Exercise goal: Your answer should consist of every line in the records that holds "this".

Input data:
^^^^^^^^^^^^^^^^

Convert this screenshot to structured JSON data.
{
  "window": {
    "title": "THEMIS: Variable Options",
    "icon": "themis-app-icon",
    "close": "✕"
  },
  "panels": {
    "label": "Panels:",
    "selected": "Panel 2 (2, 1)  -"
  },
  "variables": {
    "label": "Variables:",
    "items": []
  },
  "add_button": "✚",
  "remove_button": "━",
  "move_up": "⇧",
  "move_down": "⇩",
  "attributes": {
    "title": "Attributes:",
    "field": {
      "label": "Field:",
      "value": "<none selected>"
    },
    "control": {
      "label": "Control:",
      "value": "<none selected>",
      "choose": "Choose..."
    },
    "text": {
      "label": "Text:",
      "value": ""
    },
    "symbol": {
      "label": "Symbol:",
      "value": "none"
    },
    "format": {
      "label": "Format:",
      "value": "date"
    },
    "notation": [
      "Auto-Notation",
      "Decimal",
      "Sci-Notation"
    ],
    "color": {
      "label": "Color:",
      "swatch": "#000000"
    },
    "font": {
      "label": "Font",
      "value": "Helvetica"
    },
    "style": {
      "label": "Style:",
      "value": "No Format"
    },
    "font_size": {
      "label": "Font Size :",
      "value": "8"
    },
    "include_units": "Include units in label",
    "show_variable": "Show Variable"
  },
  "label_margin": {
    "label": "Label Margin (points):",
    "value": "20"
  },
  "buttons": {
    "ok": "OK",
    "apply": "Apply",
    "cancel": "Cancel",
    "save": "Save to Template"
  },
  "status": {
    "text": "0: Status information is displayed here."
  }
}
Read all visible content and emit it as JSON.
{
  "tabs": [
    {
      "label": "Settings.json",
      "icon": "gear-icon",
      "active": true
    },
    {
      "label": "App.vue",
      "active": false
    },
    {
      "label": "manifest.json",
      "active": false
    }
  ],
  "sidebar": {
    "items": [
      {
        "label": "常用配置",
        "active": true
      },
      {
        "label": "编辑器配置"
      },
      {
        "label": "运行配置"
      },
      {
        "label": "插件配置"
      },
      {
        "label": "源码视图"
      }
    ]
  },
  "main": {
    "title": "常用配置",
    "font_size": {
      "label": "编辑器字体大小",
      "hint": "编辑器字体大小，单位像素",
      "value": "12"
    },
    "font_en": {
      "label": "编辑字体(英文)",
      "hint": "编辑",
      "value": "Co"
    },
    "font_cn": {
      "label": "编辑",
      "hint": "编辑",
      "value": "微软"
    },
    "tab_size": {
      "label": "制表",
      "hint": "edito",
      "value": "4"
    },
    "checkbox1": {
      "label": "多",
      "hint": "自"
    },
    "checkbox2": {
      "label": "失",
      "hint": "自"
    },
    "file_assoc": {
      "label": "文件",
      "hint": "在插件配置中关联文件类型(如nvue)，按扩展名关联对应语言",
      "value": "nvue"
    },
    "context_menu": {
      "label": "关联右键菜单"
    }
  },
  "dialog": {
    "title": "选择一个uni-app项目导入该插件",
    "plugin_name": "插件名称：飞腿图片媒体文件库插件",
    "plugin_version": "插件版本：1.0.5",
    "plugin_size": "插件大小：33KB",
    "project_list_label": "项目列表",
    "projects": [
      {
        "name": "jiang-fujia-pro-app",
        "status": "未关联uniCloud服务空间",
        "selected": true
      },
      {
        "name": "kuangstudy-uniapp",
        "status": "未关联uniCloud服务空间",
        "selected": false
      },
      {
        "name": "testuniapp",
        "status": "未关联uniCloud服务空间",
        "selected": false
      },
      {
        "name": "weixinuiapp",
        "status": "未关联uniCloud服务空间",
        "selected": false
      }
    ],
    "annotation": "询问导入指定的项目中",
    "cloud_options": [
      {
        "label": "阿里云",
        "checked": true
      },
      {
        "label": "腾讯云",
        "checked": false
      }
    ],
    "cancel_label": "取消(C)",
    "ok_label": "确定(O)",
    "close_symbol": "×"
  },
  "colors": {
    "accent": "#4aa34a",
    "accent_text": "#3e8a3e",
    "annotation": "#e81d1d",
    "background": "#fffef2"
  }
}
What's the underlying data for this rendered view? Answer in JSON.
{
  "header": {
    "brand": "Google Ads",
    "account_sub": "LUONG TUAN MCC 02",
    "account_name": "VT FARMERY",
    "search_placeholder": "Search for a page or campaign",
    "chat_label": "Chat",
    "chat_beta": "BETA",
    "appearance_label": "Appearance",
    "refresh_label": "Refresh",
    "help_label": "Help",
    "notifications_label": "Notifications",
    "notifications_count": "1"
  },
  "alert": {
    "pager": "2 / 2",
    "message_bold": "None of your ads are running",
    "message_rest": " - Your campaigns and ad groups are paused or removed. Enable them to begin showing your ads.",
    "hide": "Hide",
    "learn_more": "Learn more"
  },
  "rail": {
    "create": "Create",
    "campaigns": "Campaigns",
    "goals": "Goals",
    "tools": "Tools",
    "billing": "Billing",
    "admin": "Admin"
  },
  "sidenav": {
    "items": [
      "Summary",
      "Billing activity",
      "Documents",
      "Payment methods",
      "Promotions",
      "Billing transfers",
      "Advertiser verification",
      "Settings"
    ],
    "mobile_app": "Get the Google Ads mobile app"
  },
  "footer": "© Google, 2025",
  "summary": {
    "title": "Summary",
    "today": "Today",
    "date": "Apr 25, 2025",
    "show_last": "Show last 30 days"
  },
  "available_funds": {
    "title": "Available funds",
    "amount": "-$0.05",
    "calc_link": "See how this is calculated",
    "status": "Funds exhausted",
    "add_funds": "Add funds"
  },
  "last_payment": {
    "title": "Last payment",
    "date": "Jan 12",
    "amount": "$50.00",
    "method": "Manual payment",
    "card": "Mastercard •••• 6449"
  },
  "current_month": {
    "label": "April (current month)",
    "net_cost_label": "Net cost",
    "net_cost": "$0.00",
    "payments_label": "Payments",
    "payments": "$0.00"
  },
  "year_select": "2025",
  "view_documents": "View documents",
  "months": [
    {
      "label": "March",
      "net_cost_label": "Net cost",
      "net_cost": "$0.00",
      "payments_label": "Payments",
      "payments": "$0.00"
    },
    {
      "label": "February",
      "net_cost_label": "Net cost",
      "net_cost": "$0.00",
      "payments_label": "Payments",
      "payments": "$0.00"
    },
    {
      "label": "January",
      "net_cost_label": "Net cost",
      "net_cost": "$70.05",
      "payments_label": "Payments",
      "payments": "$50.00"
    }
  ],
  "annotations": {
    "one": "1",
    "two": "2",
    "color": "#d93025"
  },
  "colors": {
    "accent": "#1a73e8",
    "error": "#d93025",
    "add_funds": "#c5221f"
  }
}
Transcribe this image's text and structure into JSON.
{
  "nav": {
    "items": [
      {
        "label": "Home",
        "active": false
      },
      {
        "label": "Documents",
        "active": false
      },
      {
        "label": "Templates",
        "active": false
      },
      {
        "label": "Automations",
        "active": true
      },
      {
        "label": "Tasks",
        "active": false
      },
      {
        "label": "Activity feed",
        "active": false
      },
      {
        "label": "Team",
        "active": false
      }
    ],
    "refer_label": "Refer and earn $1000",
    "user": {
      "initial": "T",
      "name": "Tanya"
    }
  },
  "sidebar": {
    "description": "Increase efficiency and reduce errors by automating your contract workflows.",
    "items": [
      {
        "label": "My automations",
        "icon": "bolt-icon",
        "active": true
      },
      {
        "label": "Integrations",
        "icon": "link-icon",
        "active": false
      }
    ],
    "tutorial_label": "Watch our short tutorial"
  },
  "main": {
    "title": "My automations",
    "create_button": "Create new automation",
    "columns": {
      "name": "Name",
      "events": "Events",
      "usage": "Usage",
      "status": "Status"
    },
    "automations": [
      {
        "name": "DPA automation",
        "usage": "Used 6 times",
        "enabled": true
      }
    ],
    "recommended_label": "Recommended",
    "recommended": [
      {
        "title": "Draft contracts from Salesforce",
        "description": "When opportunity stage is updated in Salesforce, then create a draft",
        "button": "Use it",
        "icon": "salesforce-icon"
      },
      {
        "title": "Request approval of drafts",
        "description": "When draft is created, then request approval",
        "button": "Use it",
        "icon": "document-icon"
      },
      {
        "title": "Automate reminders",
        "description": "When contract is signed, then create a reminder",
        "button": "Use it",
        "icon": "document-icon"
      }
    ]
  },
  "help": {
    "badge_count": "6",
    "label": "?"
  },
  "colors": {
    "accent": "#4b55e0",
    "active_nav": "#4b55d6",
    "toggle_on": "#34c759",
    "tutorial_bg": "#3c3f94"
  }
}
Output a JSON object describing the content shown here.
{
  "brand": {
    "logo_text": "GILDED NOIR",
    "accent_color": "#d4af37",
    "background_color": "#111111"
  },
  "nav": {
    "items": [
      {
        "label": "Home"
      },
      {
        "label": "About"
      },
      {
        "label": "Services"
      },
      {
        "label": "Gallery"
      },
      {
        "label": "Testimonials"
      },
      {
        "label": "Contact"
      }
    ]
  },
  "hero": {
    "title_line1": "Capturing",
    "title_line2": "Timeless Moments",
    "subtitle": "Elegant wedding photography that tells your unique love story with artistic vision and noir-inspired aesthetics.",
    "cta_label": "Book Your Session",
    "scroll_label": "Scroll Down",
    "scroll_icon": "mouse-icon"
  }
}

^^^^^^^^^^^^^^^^

Exercise result:
Convert this screenshot to structured JSON data.
What's the underlying data for this rendered view? Answer in JSON.
    "calc_link": "See how this is calculated",
Transcribe this image's text and structure into JSON.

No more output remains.